But there’s more! The amazing lectures, classes, and readings during RWW summer residencies are always illuminating. Within those 10 days, I always feel like cramming as much information as I can into my skull (and hope to retain it until the next year). The fantastic writers that I’ve met through RWW make me smile so much. I can’t believe I get to be surrounded by so much talent!
Especially my comrades in Cohort 16 — go us!
I can’t wait to attend next year’s residency (even though I’ve graduated already) as a visitor, schedule permitting. Every new year brings in a new cohort of wide-eyed and talented writers, and RWW is one of the most supportive places for writers to be.
As I look back on all the work it took to earn this degree, I almost can’t believe that the same person who hid from people in undergrad is the same person who gave a presentation on magical objects in front of her fellow students and several faculty members — and the same person who stood in front of a room full of people and gave a 10-minute formal reading with actual confidence. That’s the first time I have ever felt comfortable reading in front of an audience. Here’s hoping there will be more readings to come!
It’s been a wild ride. Since beginning RWW, I’ve published three short stories, so I assume I’m going in the right direction! This program is the most fun I’ve ever had during school, and while I am relieved to be finished with the accomplishment, I’m a little sad that it’s over. Time to start the next chapter of my writing life and hope that it’s just as joyful and fun-filled as the last!
All this is just to give a little writing life update (and perhaps provide an explanation/excuse for my absence during the last few months). I’m exhausted but well-stuffed with delicious writing advice, encouragement, and knowledge. Some of which I’ll be sharing very soon: keep your eyes open for a recommendation list full of the books I read for/during RWW and what can be learned from them, somewhere down the line.
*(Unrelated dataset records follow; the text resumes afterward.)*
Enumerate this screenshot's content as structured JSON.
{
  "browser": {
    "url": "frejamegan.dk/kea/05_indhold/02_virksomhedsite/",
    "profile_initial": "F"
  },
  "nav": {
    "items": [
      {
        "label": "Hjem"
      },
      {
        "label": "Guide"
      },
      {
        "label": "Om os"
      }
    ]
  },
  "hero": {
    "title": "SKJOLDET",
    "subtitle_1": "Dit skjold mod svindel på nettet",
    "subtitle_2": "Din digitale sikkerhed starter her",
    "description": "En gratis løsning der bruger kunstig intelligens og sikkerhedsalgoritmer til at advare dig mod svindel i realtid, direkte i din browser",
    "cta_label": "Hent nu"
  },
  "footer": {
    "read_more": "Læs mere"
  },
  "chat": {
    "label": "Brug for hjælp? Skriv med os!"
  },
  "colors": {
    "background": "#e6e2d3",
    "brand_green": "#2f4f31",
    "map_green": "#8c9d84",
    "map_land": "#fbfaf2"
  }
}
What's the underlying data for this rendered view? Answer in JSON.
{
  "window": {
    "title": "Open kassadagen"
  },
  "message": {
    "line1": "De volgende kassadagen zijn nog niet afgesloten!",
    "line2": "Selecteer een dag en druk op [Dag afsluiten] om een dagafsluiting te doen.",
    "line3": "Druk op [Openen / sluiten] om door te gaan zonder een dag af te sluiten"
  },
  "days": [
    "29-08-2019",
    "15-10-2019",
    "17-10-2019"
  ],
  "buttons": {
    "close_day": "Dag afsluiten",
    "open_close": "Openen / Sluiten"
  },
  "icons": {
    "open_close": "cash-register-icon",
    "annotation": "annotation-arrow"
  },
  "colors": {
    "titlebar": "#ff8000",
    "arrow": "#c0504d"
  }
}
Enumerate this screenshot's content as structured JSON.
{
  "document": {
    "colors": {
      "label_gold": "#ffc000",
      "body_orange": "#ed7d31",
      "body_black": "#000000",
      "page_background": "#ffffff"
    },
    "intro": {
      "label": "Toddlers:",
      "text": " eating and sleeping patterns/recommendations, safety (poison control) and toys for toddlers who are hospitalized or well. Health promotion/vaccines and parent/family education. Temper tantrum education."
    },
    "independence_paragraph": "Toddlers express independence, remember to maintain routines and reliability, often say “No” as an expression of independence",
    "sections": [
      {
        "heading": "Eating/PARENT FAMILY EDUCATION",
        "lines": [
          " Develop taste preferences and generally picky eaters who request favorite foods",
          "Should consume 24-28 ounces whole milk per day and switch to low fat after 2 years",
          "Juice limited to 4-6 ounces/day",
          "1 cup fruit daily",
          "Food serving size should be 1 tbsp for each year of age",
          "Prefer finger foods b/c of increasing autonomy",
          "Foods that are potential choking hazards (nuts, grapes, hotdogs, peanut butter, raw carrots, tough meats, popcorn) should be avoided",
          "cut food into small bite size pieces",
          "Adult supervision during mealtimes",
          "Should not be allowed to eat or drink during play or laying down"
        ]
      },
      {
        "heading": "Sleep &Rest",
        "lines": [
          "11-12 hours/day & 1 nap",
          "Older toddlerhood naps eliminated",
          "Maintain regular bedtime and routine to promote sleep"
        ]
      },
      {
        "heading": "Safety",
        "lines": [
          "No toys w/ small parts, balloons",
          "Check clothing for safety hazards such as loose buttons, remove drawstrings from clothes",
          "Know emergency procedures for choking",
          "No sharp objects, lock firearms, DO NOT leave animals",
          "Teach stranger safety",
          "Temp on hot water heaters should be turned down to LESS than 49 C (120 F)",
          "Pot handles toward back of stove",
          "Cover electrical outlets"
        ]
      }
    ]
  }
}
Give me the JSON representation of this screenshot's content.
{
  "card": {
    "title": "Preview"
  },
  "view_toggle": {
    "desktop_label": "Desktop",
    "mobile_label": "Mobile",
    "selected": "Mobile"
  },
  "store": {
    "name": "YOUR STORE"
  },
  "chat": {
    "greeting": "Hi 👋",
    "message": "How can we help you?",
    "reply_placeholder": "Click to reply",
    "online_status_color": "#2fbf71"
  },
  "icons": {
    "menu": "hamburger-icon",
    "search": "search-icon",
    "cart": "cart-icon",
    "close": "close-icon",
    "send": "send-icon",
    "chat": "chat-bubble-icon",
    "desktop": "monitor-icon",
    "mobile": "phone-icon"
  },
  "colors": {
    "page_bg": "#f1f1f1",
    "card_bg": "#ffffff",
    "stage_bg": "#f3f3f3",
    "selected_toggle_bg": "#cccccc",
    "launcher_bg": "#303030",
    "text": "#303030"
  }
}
That’s all I got. (っ＾▿＾)💨 Until next time!
Photo by Shayna Douglas on Unsplash